▶ [The problem]
From the entries, return every line where the string "GEMINI" shows up.

▶ [Source information]

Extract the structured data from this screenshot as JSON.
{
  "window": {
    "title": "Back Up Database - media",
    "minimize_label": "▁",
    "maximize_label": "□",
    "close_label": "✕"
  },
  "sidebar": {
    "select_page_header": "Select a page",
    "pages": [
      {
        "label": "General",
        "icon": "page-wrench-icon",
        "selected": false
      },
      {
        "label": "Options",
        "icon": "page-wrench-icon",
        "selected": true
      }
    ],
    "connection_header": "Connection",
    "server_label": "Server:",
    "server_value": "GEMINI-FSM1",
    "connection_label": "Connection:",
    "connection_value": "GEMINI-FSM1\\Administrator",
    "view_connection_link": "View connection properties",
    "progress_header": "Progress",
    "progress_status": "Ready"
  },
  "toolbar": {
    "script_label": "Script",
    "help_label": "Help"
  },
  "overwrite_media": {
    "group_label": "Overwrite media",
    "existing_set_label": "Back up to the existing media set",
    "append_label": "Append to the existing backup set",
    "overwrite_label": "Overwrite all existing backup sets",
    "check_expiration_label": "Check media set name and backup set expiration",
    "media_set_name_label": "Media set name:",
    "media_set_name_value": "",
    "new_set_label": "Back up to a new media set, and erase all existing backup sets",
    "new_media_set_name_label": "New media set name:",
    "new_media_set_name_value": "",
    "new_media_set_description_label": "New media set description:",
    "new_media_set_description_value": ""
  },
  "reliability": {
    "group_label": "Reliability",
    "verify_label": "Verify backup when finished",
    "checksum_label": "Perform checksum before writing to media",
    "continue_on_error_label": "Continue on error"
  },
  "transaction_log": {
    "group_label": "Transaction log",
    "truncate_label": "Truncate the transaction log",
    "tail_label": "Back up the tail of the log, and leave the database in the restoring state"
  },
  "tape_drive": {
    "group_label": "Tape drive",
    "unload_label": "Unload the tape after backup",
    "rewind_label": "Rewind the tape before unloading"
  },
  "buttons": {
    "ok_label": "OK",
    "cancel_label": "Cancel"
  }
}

▶ [Solution]
    "server_value": "GEMINI-FSM1",
    "connection_value": "GEMINI-FSM1\\Administrator",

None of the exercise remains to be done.